  12. It should also be noted that Betsy DeVos' husband Richard DeVos founded and heads the West Michigan Aviation School.

    Is this training students for Betsy's brother Erik Prince's mercenary army?

  13. First of all, the correct abbreviation is ED. DOE is Energy. Secondly, without ED how are they going to administer Title IV federal student aid or is that history as well? Moreover we have a centralized system of accreditation which is the foundation of institutional eligibility for Title IV. The accrediting agencies are private entities with ED oversight. Also it means that a financial aid director would have to deal with 50 different policies for state grants and loan guarantees/subsidees. Who, by the way, will administer campus-based financial aid such as supplemental grants and College Work Study or is that also now a state function?

    Don't get me wrong. There is plenty wrong at ED but duplicating the effort among 50 states would be costly and chaotic. Or, perhaps, the plan is to do away with financial aid (New York is the only state that I am aware of that has a full grant and loan freestanding system). Somehow I suspect that GOPers will figure out a way to continue to fund those for-profit mills.

  14. "Without vision, the people perish." This is the end of vision, of critical thinking and creativity, essential to the ability to adapt, so critical to human growth and survival.

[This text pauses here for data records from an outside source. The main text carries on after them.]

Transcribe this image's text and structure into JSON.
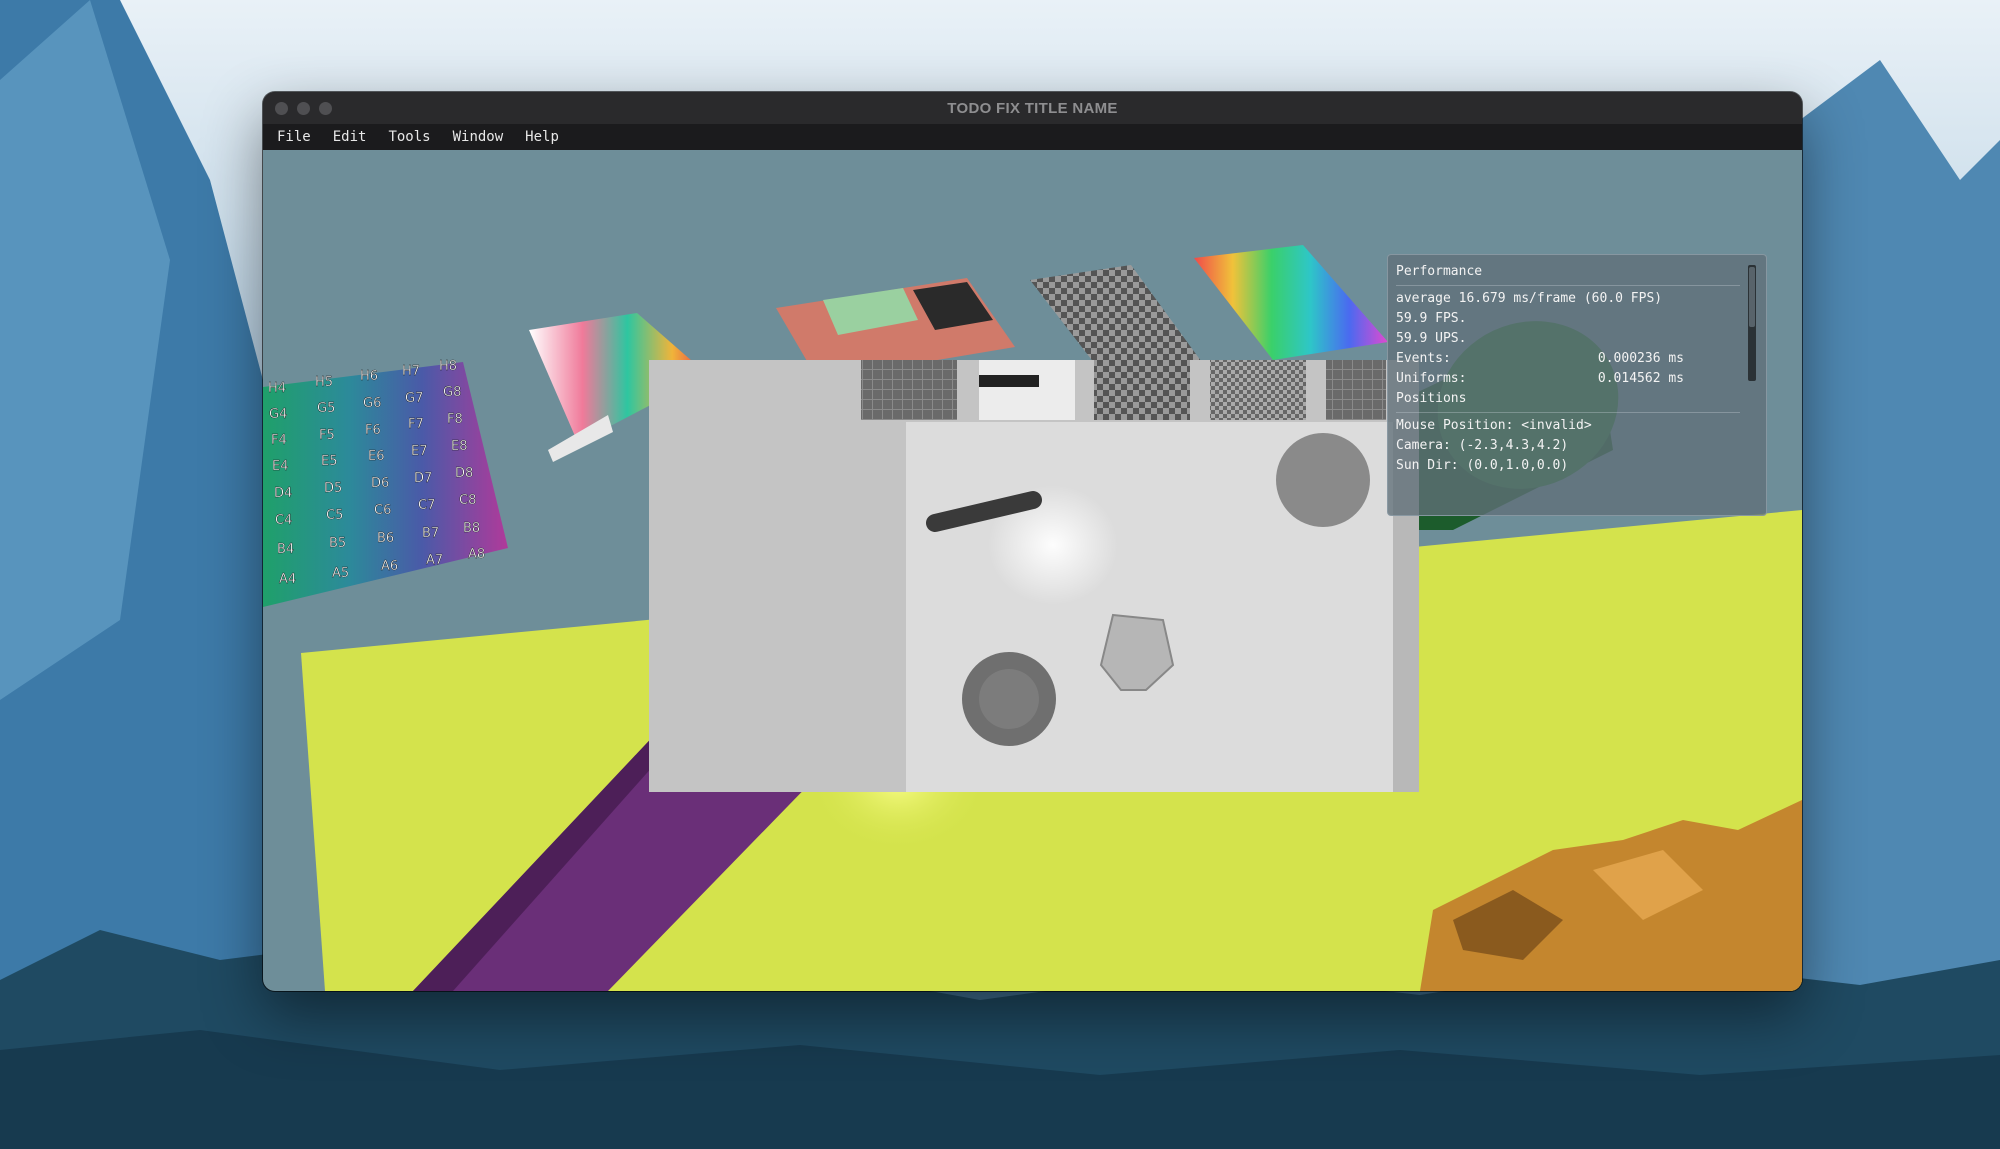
{
  "window": {
    "title": "TODO FIX TITLE NAME"
  },
  "menu": [
    "File",
    "Edit",
    "Tools",
    "Window",
    "Help"
  ],
  "chart_labels": {
    "rows": [
      [
        "H4",
        "H5",
        "H6",
        "H7",
        "H8"
      ],
      [
        "G4",
        "G5",
        "G6",
        "G7",
        "G8"
      ],
      [
        "F4",
        "F5",
        "F6",
        "F7",
        "F8"
      ],
      [
        "E4",
        "E5",
        "E6",
        "E7",
        "E8"
      ],
      [
        "D4",
        "D5",
        "D6",
        "D7",
        "D8"
      ],
      [
        "C4",
        "C5",
        "C6",
        "C7",
        "C8"
      ],
      [
        "B4",
        "B5",
        "B6",
        "B7",
        "B8"
      ],
      [
        "A4",
        "A5",
        "A6",
        "A7",
        "A8"
      ]
    ]
  },
  "perf": {
    "header": "Performance",
    "average": "average 16.679 ms/frame (60.0 FPS)",
    "fps": "59.9 FPS.",
    "ups": "59.9 UPS.",
    "events_label": "Events:",
    "events_value": "0.000236 ms",
    "uniforms_label": "Uniforms:",
    "uniforms_value": "0.014562 ms",
    "positions": "Positions",
    "mouse": "Mouse Position: <invalid>",
    "camera": "Camera: (-2.3,4.3,4.2)",
    "sun": "Sun Dir: (0.0,1.0,0.0)"
  },
  "colors": {
    "floor": "#d4e34c",
    "sky": "#6e8e99",
    "cone": "#1c5c2c",
    "purple": "#6a2f78",
    "rock": "#c4862e"
  }
}
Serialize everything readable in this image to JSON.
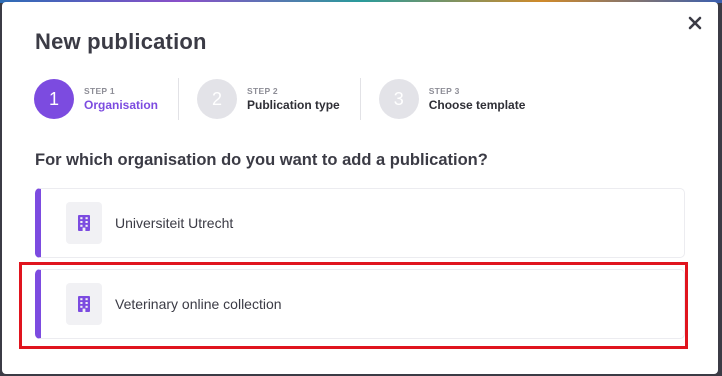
{
  "dialog": {
    "title": "New publication",
    "close_icon": "close-icon"
  },
  "steps": [
    {
      "number": "1",
      "label": "STEP 1",
      "name": "Organisation",
      "state": "active"
    },
    {
      "number": "2",
      "label": "STEP 2",
      "name": "Publication type",
      "state": "inactive"
    },
    {
      "number": "3",
      "label": "STEP 3",
      "name": "Choose template",
      "state": "inactive"
    }
  ],
  "question": "For which organisation do you want to add a publication?",
  "organisations": [
    {
      "name": "Universiteit Utrecht",
      "icon": "building-icon"
    },
    {
      "name": "Veterinary online collection",
      "icon": "building-icon"
    }
  ],
  "colors": {
    "accent": "#7c4be0",
    "highlight": "#e0141e",
    "inactive_step": "#e3e3e8",
    "text": "#3b3b45"
  }
}
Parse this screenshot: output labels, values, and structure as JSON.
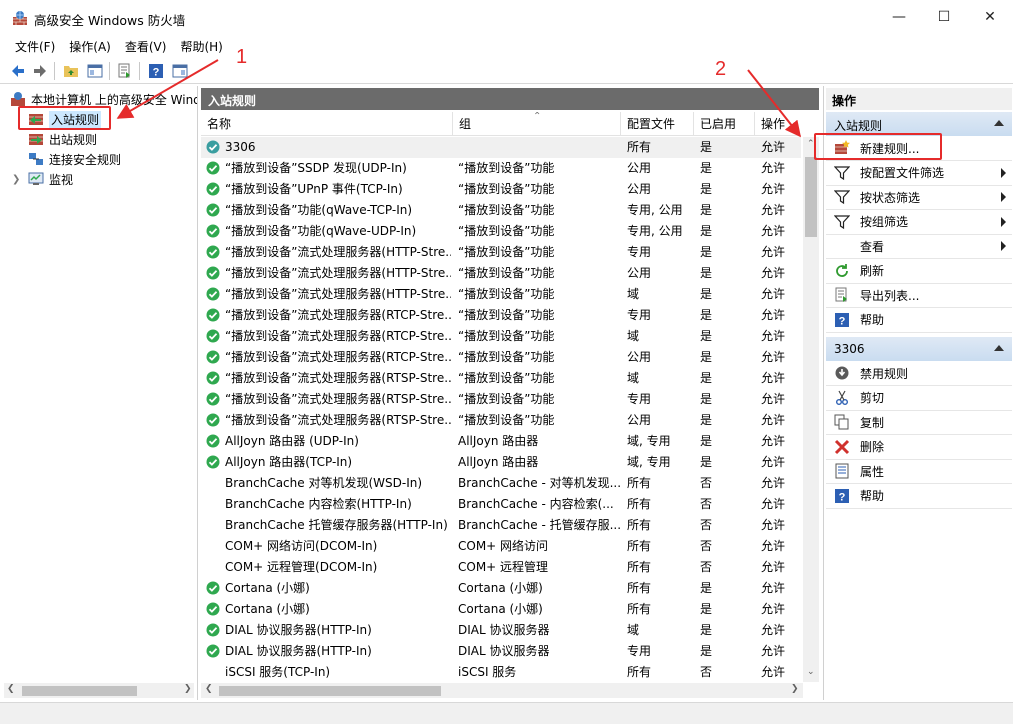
{
  "window": {
    "title": "高级安全 Windows 防火墙",
    "minimize_glyph": "—",
    "maximize_glyph": "☐",
    "close_glyph": "✕"
  },
  "menu": [
    "文件(F)",
    "操作(A)",
    "查看(V)",
    "帮助(H)"
  ],
  "toolbar_icons": [
    "back-arrow-icon",
    "forward-arrow-icon",
    "up-folder-icon",
    "show-hide-tree-icon",
    "export-list-icon",
    "help-icon",
    "action-pane-icon"
  ],
  "tree": {
    "root": "本地计算机 上的高级安全 Windows",
    "items": [
      {
        "label": "入站规则",
        "selected": true
      },
      {
        "label": "出站规则",
        "selected": false
      },
      {
        "label": "连接安全规则",
        "selected": false
      },
      {
        "label": "监视",
        "selected": false,
        "expandable": true
      }
    ]
  },
  "center": {
    "header": "入站规则",
    "columns": [
      "名称",
      "组",
      "配置文件",
      "已启用",
      "操作"
    ],
    "rows": [
      {
        "enabled_icon": "custom",
        "name": "3306",
        "group": "",
        "profile": "所有",
        "enabled": "是",
        "action": "允许"
      },
      {
        "enabled_icon": "check",
        "name": "“播放到设备”SSDP 发现(UDP-In)",
        "group": "“播放到设备”功能",
        "profile": "公用",
        "enabled": "是",
        "action": "允许"
      },
      {
        "enabled_icon": "check",
        "name": "“播放到设备”UPnP 事件(TCP-In)",
        "group": "“播放到设备”功能",
        "profile": "公用",
        "enabled": "是",
        "action": "允许"
      },
      {
        "enabled_icon": "check",
        "name": "“播放到设备”功能(qWave-TCP-In)",
        "group": "“播放到设备”功能",
        "profile": "专用, 公用",
        "enabled": "是",
        "action": "允许"
      },
      {
        "enabled_icon": "check",
        "name": "“播放到设备”功能(qWave-UDP-In)",
        "group": "“播放到设备”功能",
        "profile": "专用, 公用",
        "enabled": "是",
        "action": "允许"
      },
      {
        "enabled_icon": "check",
        "name": "“播放到设备”流式处理服务器(HTTP-Stre...",
        "group": "“播放到设备”功能",
        "profile": "专用",
        "enabled": "是",
        "action": "允许"
      },
      {
        "enabled_icon": "check",
        "name": "“播放到设备”流式处理服务器(HTTP-Stre...",
        "group": "“播放到设备”功能",
        "profile": "公用",
        "enabled": "是",
        "action": "允许"
      },
      {
        "enabled_icon": "check",
        "name": "“播放到设备”流式处理服务器(HTTP-Stre...",
        "group": "“播放到设备”功能",
        "profile": "域",
        "enabled": "是",
        "action": "允许"
      },
      {
        "enabled_icon": "check",
        "name": "“播放到设备”流式处理服务器(RTCP-Stre...",
        "group": "“播放到设备”功能",
        "profile": "专用",
        "enabled": "是",
        "action": "允许"
      },
      {
        "enabled_icon": "check",
        "name": "“播放到设备”流式处理服务器(RTCP-Stre...",
        "group": "“播放到设备”功能",
        "profile": "域",
        "enabled": "是",
        "action": "允许"
      },
      {
        "enabled_icon": "check",
        "name": "“播放到设备”流式处理服务器(RTCP-Stre...",
        "group": "“播放到设备”功能",
        "profile": "公用",
        "enabled": "是",
        "action": "允许"
      },
      {
        "enabled_icon": "check",
        "name": "“播放到设备”流式处理服务器(RTSP-Stre...",
        "group": "“播放到设备”功能",
        "profile": "域",
        "enabled": "是",
        "action": "允许"
      },
      {
        "enabled_icon": "check",
        "name": "“播放到设备”流式处理服务器(RTSP-Stre...",
        "group": "“播放到设备”功能",
        "profile": "专用",
        "enabled": "是",
        "action": "允许"
      },
      {
        "enabled_icon": "check",
        "name": "“播放到设备”流式处理服务器(RTSP-Stre...",
        "group": "“播放到设备”功能",
        "profile": "公用",
        "enabled": "是",
        "action": "允许"
      },
      {
        "enabled_icon": "check",
        "name": "AllJoyn 路由器 (UDP-In)",
        "group": "AllJoyn 路由器",
        "profile": "域, 专用",
        "enabled": "是",
        "action": "允许"
      },
      {
        "enabled_icon": "check",
        "name": "AllJoyn 路由器(TCP-In)",
        "group": "AllJoyn 路由器",
        "profile": "域, 专用",
        "enabled": "是",
        "action": "允许"
      },
      {
        "enabled_icon": "none",
        "name": "BranchCache 对等机发现(WSD-In)",
        "group": "BranchCache - 对等机发现...",
        "profile": "所有",
        "enabled": "否",
        "action": "允许"
      },
      {
        "enabled_icon": "none",
        "name": "BranchCache 内容检索(HTTP-In)",
        "group": "BranchCache - 内容检索(...",
        "profile": "所有",
        "enabled": "否",
        "action": "允许"
      },
      {
        "enabled_icon": "none",
        "name": "BranchCache 托管缓存服务器(HTTP-In)",
        "group": "BranchCache - 托管缓存服...",
        "profile": "所有",
        "enabled": "否",
        "action": "允许"
      },
      {
        "enabled_icon": "none",
        "name": "COM+ 网络访问(DCOM-In)",
        "group": "COM+ 网络访问",
        "profile": "所有",
        "enabled": "否",
        "action": "允许"
      },
      {
        "enabled_icon": "none",
        "name": "COM+ 远程管理(DCOM-In)",
        "group": "COM+ 远程管理",
        "profile": "所有",
        "enabled": "否",
        "action": "允许"
      },
      {
        "enabled_icon": "check",
        "name": "Cortana (小娜)",
        "group": "Cortana (小娜)",
        "profile": "所有",
        "enabled": "是",
        "action": "允许"
      },
      {
        "enabled_icon": "check",
        "name": "Cortana (小娜)",
        "group": "Cortana (小娜)",
        "profile": "所有",
        "enabled": "是",
        "action": "允许"
      },
      {
        "enabled_icon": "check",
        "name": "DIAL 协议服务器(HTTP-In)",
        "group": "DIAL 协议服务器",
        "profile": "域",
        "enabled": "是",
        "action": "允许"
      },
      {
        "enabled_icon": "check",
        "name": "DIAL 协议服务器(HTTP-In)",
        "group": "DIAL 协议服务器",
        "profile": "专用",
        "enabled": "是",
        "action": "允许"
      },
      {
        "enabled_icon": "none",
        "name": "iSCSI 服务(TCP-In)",
        "group": "iSCSI 服务",
        "profile": "所有",
        "enabled": "否",
        "action": "允许"
      }
    ]
  },
  "actions_pane": {
    "title": "操作",
    "sections": [
      {
        "title": "入站规则",
        "items": [
          {
            "label": "新建规则...",
            "icon": "new-rule-icon",
            "submenu": false
          },
          {
            "label": "按配置文件筛选",
            "icon": "filter-icon",
            "submenu": true
          },
          {
            "label": "按状态筛选",
            "icon": "filter-icon",
            "submenu": true
          },
          {
            "label": "按组筛选",
            "icon": "filter-icon",
            "submenu": true
          },
          {
            "label": "查看",
            "icon": "none",
            "submenu": true
          },
          {
            "label": "刷新",
            "icon": "refresh-icon",
            "submenu": false
          },
          {
            "label": "导出列表...",
            "icon": "export-list-icon",
            "submenu": false
          },
          {
            "label": "帮助",
            "icon": "help-icon",
            "submenu": false
          }
        ]
      },
      {
        "title": "3306",
        "items": [
          {
            "label": "禁用规则",
            "icon": "disable-rule-icon",
            "submenu": false
          },
          {
            "label": "剪切",
            "icon": "cut-icon",
            "submenu": false
          },
          {
            "label": "复制",
            "icon": "copy-icon",
            "submenu": false
          },
          {
            "label": "删除",
            "icon": "delete-icon",
            "submenu": false
          },
          {
            "label": "属性",
            "icon": "properties-icon",
            "submenu": false
          },
          {
            "label": "帮助",
            "icon": "help-icon",
            "submenu": false
          }
        ]
      }
    ]
  },
  "annotations": {
    "step1": "1",
    "step2": "2",
    "color": "#e52b2b"
  },
  "colors": {
    "header_bg": "#6b6b6b",
    "section_bg": "#c9dcf0",
    "selection": "#cce8ff",
    "check_green": "#2fa84f"
  }
}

  15. More teachers will have to learn about civil disobedience. My fear is that teachers value authority too much, because they spend their days bossing the kids around.